Writing Chemical Equations



 

Learning Objective

  • Identify the symbols used to represent the states of matter in a chemical equation.

Key Points

    • In a chemical equation, the reactants are written on the left, and the products are written on the right.
    • The coefficients next to the symbols of entities indicate the number of moles of a substance produced or used in the chemical reaction.
    • The reactants and products are separated by an arrow, usually read aloud as “yields.”
    • Chemical equations should contain information about the state properties of products and reactants, whether aqueous (dissolved in water — aq), solid (s), liquid (l), or gas (g).

Terms

  • productThe compounds produced by a chemical reaction.
  • reactantThe starting materials in a chemical reaction.
  • chemical equationA symbolic representation of a chemical reaction; reactants are represented on the left and products on the right.

A chemical equation is the symbolic representation of a chemical reaction. The reactants (the starting substances) are written on the left, and the products (the substances found in the chemical reaction) are written on the right. The coefficients next to the symbols of entities indicate the number of moles of a substance produced or used in the chemical reaction.

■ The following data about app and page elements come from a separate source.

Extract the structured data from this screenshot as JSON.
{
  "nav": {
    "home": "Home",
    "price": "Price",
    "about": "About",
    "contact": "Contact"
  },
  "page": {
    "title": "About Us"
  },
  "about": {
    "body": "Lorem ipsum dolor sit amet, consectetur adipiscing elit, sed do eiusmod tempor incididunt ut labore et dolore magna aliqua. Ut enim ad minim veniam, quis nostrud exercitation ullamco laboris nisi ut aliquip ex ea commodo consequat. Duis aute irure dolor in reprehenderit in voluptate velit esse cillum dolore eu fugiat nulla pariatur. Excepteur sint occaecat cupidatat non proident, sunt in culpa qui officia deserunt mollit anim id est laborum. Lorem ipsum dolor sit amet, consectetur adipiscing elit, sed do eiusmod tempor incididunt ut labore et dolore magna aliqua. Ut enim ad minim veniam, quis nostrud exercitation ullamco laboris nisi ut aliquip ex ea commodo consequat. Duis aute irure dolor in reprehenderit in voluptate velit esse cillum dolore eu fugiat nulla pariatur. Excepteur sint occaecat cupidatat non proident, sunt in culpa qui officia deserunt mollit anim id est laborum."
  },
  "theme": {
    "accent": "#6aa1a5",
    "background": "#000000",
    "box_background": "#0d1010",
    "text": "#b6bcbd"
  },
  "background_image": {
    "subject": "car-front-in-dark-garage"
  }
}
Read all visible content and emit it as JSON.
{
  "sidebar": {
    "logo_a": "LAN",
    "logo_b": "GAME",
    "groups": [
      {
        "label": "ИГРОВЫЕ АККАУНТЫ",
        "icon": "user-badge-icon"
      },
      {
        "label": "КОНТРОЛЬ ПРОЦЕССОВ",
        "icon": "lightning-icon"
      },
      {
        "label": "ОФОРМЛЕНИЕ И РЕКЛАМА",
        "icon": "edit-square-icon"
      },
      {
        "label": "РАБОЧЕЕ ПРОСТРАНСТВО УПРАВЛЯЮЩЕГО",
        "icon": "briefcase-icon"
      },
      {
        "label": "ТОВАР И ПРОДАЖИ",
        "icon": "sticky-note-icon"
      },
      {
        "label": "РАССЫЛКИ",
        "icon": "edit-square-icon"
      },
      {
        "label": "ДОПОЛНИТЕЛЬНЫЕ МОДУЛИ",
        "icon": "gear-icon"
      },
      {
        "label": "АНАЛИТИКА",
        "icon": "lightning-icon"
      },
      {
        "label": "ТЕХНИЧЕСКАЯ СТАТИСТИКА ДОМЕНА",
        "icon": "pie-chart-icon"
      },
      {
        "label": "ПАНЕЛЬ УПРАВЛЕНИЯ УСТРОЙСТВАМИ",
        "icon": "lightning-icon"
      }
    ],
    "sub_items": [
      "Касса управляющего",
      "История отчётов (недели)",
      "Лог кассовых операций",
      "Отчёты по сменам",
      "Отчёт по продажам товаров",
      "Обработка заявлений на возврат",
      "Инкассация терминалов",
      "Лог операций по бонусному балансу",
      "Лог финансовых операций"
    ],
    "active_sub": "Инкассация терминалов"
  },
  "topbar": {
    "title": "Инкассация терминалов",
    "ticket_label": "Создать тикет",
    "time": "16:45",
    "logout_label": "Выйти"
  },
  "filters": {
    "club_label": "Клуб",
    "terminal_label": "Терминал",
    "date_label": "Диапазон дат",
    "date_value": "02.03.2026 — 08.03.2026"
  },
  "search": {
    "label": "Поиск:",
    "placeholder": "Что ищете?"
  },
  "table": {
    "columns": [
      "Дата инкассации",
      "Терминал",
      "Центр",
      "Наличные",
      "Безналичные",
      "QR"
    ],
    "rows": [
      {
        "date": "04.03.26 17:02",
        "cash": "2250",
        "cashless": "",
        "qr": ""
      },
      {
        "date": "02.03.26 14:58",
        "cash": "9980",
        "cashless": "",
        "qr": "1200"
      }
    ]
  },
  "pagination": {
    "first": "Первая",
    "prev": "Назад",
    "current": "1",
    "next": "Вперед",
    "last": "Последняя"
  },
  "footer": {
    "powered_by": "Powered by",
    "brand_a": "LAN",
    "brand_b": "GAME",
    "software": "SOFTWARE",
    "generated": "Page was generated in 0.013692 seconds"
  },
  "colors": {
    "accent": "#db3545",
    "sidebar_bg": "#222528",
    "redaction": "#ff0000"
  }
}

Notation for a Chemical Equation

A chemical equation consists of the chemical formulas of the reactants (on the left) and the products (on the right). The two are separated by an arrow symbol (“→” usually read aloud as “yields”). Each individual substance’s chemical formula is separated from others by a plus sign. The state of matter of each compound or molecule is indicated in subscript next to the compound by an abbreviation in parentheses. For example, a compound in the gas state would be indicated by (g), solid (s), liquid (l), and aqueous (aq). Aqueous means dissolved in water; it is a common state of matter for acids, bases, and dissolved ionic compounds.

As an example, the formula for the burning of methane can be written as follows:

[latex]CH_{4\:(g)} + 2\:O_{2\:(g)} \rightarrow CO_{2\:(g)} + 2\:H_{2}O_{(g)}[/latex]

This equation would be read as “CH four plus two O two yields CO two and two H two O.” For equations involving complex chemicals, read the chemical formulas using IUPAC nomenclature, rather than reading the letter and its subscript. Using IUPAC nomenclature, this equation would be read as “methane plus oxygen yields carbon dioxide and water.”

This equation indicates that oxygen and CH4 react to form H2O and CO2. It also indicates that two oxygen molecules are required for every methane molecule, and that the reaction will form two water molecules and one carbon dioxide molecule for every methane and two oxygen molecules that react. The equation also identifies that all the compounds are in the gaseous state. The stoichiometric coefficients (the numbers in front of the chemical formulas) result from the law of conservation of mass and the law of conservation of charge (see the “Balancing Chemical Equations” section for more information). Also, please note that, as in the mathematical commutative property of addition, chemical equations are commutative. Reactants and products can be written in any order, provided they are on the appropriate side of the reaction arrow.

Common Symbols

Symbols are used to differentiate among different types of reactions. Sometimes, different arrows are used to indicate something about the reaction. For example:

[latex]\rightarrow[/latex] indicates where the forward reaction is favored: in other words, more of the product is being produced.

[latex]\leftarrow [/latex] indicates where the reverse reaction is favored: in other words, more of the reactant is being produced.

[latex]\leftrightharpoons[/latex] or [latex]\leftrightarrow [/latex] is used to denote a system in equilibrium.

If the reaction requires energy, it is often indicated above the arrow. A capital Greek letter delta (Δ) is written on top of the reaction arrow to show that energy in the form of heat is added to the reaction; hv is written if the energy is added in the form of light.

When a baking soda volcano is made by mixing vinegar (dilute aqueous acetic acid) and baking soda (sodium bicarbonate), the resulting evolution of gas occurs via the following reaction:

[latex]HCH_3CO_{2(aq)} + NaHCO_{3(s)} \rightarrow CH_3CO_2Na_{(aq)} + H_2O_{(l)} + CO_{2(g)}[/latex]